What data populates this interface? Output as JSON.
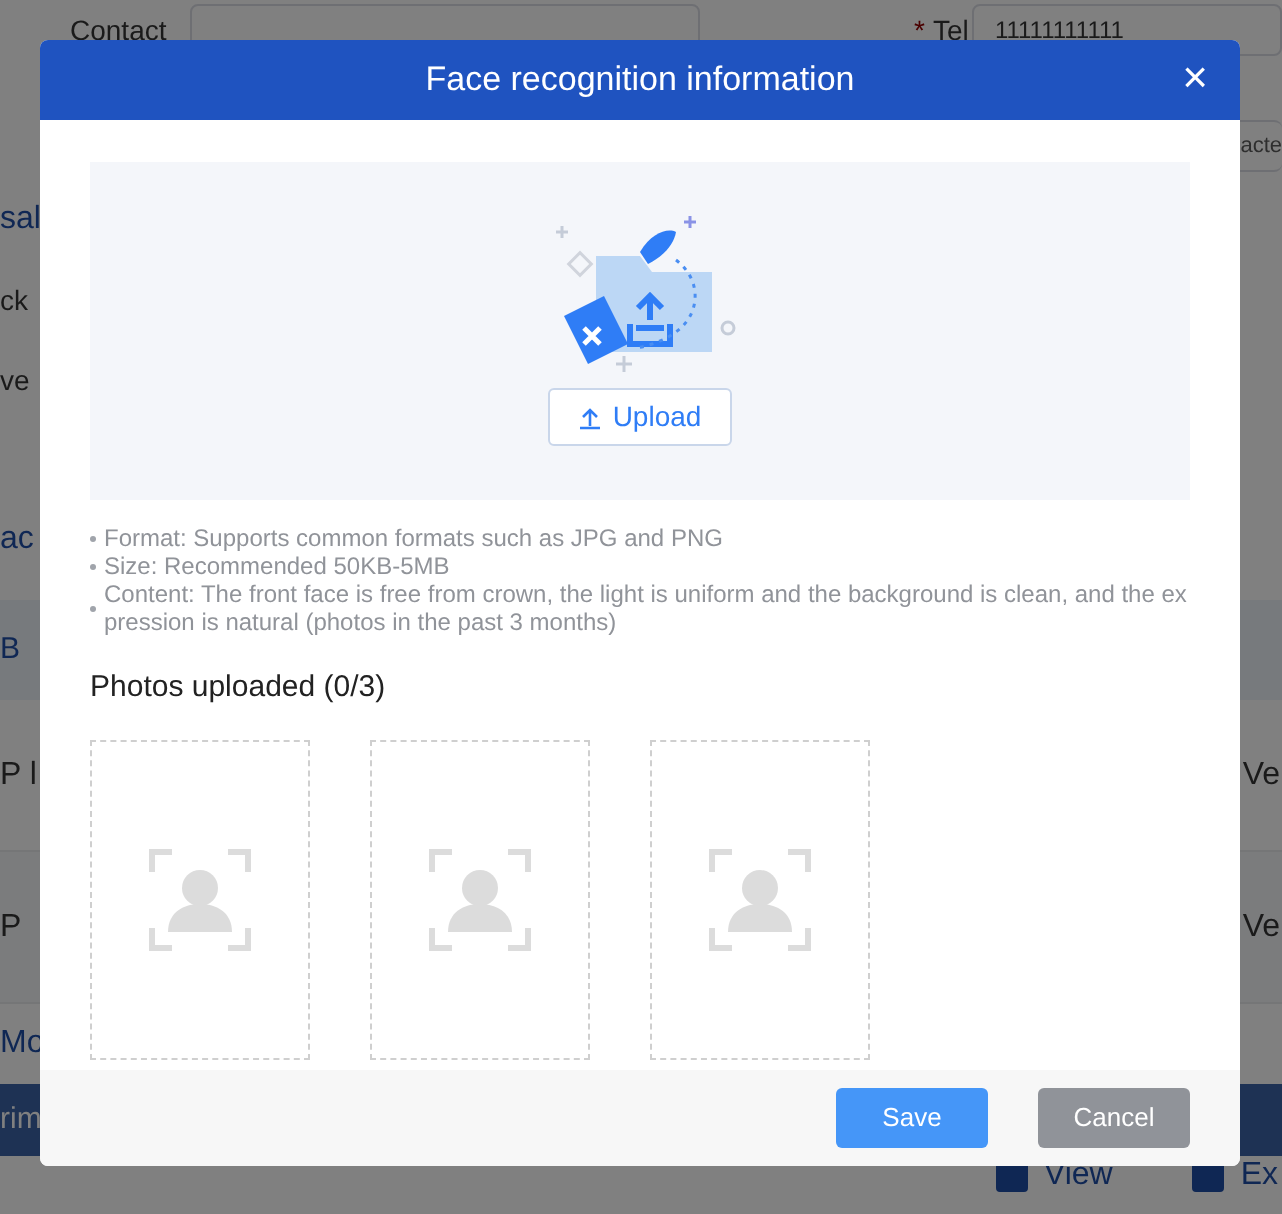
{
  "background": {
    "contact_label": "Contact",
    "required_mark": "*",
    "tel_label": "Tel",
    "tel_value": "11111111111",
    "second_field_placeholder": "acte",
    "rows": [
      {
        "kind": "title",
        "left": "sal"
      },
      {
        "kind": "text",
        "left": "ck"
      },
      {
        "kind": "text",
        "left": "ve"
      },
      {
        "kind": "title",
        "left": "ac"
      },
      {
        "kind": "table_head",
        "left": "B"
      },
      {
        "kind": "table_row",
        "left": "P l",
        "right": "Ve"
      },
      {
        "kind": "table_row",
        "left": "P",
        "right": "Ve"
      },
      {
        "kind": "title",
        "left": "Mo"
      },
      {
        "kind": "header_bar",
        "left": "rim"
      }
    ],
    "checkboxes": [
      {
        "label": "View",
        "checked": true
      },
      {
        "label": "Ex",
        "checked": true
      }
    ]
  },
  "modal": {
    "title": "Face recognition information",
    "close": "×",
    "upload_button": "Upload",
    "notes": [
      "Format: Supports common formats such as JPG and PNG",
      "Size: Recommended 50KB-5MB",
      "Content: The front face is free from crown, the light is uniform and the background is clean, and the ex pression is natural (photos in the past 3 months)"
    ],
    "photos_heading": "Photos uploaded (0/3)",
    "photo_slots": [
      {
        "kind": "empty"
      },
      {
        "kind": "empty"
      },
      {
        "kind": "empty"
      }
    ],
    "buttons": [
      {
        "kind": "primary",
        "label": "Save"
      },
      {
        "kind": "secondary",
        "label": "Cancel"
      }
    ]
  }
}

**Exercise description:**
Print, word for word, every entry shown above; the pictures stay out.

**Answer below:**
What data populates this interface? Output as JSON.
{
  "background": {
    "contact_label": "Contact",
    "required_mark": "*",
    "tel_label": "Tel",
    "tel_value": "11111111111",
    "second_field_placeholder": "acte",
    "rows": [
      {
        "kind": "title",
        "left": "sal"
      },
      {
        "kind": "text",
        "left": "ck"
      },
      {
        "kind": "text",
        "left": "ve"
      },
      {
        "kind": "title",
        "left": "ac"
      },
      {
        "kind": "table_head",
        "left": "B"
      },
      {
        "kind": "table_row",
        "left": "P l",
        "right": "Ve"
      },
      {
        "kind": "table_row",
        "left": "P",
        "right": "Ve"
      },
      {
        "kind": "title",
        "left": "Mo"
      },
      {
        "kind": "header_bar",
        "left": "rim"
      }
    ],
    "checkboxes": [
      {
        "label": "View",
        "checked": true
      },
      {
        "label": "Ex",
        "checked": true
      }
    ]
  },
  "modal": {
    "title": "Face recognition information",
    "close": "×",
    "upload_button": "Upload",
    "notes": [
      "Format: Supports common formats such as JPG and PNG",
      "Size: Recommended 50KB-5MB",
      "Content: The front face is free from crown, the light is uniform and the background is clean, and the ex pression is natural (photos in the past 3 months)"
    ],
    "photos_heading": "Photos uploaded (0/3)",
    "photo_slots": [
      {
        "kind": "empty"
      },
      {
        "kind": "empty"
      },
      {
        "kind": "empty"
      }
    ],
    "buttons": [
      {
        "kind": "primary",
        "label": "Save"
      },
      {
        "kind": "secondary",
        "label": "Cancel"
      }
    ]
  }
}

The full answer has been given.